Copy every line of the records below that holds the word "name".

Records from a data source:
• • • •

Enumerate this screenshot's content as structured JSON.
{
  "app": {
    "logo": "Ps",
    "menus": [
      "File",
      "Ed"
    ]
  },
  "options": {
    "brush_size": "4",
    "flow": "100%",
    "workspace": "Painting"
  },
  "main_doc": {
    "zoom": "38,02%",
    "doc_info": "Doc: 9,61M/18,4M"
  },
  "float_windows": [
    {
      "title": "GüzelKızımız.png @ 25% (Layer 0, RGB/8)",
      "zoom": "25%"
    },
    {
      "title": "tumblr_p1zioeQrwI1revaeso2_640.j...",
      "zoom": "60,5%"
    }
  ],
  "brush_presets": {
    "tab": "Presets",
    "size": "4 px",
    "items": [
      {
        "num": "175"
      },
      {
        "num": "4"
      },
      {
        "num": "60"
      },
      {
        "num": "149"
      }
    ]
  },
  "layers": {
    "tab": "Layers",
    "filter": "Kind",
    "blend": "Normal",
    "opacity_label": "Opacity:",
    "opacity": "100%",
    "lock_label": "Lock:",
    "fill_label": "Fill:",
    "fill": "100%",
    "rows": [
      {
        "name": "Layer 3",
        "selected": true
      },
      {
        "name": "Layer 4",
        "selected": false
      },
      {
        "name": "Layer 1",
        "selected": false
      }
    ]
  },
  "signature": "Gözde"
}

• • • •

## WRITTEN SOLUTION
        "name": "Layer 3",
        "name": "Layer 4",
        "name": "Layer 1",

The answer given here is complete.